  • King, D.J.C., 1983, Castellarium Anglicanum (London: Kraus) Vol. 2 p. 531 (possible)
  • Wakefield Historical Publications, 1979, Samuel Buck's Yorkshire Sketchbook p. 284
  • Pevsner, N., 1959, Buildings of England: Yorkshire: West Riding (London) p. 378
  • Kirk, G., 1953, The Parish Church of St Andrew, Newton Kyme p. 5-6
  • Speight, Harry, 1902, Lower Wharfedale (London: Elliot Stock) p. 363-4 online copy


  • Kirk, G., 1953, The Parish Church of St Andrew, Newton Kyme p. 5-6 (quoting Roger Dodsworth, 1627)
  • Chandler, John, 1993, John Leland's Itinerary: travels in Tudor England  (Sutton Publishing) p. 302
  • Toulmin-Smith, Lucy (ed), 1910, The itinerary of John Leland in or about the years 1535-1543 (London: Bell and Sons) Vol. 5 p. 32 online copy


  • Dennison, Ed and Richardson, Shaun with contributions by Erik Matthews, 2007-8, 'Recent Work on some North Yorkshire Castles' Castle Studies Group Journal Vol. 21 p. 157-166

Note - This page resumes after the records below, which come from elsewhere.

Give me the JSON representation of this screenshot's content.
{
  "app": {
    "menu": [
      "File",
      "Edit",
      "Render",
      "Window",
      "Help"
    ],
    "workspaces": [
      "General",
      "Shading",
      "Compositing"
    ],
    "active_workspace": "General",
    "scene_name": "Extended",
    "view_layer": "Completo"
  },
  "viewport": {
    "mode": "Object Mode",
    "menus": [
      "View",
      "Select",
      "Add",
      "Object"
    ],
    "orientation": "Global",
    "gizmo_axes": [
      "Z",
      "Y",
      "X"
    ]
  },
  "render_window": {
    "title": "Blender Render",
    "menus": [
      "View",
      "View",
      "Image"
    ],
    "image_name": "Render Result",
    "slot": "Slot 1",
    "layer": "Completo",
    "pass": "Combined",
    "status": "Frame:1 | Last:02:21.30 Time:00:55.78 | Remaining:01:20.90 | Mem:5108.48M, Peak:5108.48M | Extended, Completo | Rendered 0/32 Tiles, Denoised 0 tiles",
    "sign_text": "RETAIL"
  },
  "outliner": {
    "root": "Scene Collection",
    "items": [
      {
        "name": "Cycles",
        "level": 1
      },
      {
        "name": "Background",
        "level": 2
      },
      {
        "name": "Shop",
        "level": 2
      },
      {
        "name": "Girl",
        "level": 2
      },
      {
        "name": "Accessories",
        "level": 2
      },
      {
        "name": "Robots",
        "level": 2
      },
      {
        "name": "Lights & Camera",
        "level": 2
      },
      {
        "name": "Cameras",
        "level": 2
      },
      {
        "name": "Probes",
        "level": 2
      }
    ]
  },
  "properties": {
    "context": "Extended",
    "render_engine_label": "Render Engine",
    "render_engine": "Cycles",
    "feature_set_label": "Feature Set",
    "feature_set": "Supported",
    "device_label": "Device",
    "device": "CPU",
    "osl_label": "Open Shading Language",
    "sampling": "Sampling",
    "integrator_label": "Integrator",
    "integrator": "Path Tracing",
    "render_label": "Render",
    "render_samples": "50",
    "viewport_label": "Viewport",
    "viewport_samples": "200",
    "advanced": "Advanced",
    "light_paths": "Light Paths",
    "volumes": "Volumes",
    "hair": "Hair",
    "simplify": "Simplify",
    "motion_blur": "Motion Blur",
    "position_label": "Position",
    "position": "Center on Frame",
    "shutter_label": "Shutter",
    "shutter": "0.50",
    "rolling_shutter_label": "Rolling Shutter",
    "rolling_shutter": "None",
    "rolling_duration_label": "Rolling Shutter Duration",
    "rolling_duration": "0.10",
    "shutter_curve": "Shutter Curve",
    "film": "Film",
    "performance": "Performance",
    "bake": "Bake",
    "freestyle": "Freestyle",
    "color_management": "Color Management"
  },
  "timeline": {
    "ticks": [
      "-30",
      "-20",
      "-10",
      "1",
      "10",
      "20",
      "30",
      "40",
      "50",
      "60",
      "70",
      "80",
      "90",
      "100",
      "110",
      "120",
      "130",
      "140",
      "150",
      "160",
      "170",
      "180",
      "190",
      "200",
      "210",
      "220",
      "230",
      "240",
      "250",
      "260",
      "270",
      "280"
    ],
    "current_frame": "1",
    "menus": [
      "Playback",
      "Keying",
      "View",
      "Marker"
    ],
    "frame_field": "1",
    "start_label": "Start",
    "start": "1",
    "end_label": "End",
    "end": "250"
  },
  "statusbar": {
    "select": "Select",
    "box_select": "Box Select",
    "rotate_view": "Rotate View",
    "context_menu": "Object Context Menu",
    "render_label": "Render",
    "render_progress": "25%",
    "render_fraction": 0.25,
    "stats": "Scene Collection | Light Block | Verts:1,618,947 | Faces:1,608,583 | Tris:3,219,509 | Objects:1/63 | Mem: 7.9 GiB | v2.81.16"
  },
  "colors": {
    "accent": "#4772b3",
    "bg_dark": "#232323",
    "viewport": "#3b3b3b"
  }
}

  • < >Richardson, S. and Dennison, E., 2007, Kyme Castle, Newton Kyme: Photographic Survey and Archaeological Observations (Ed Dennison Archaeological Services report 2004/247.R04 for English Heritage) online copy < >
  • Creighton, O.H., 1998, Castles and Landscapes: An Archaeological Survey of Yorkshire and the East Midlands (PhD Thesis University of Leicester) p. 610 online copy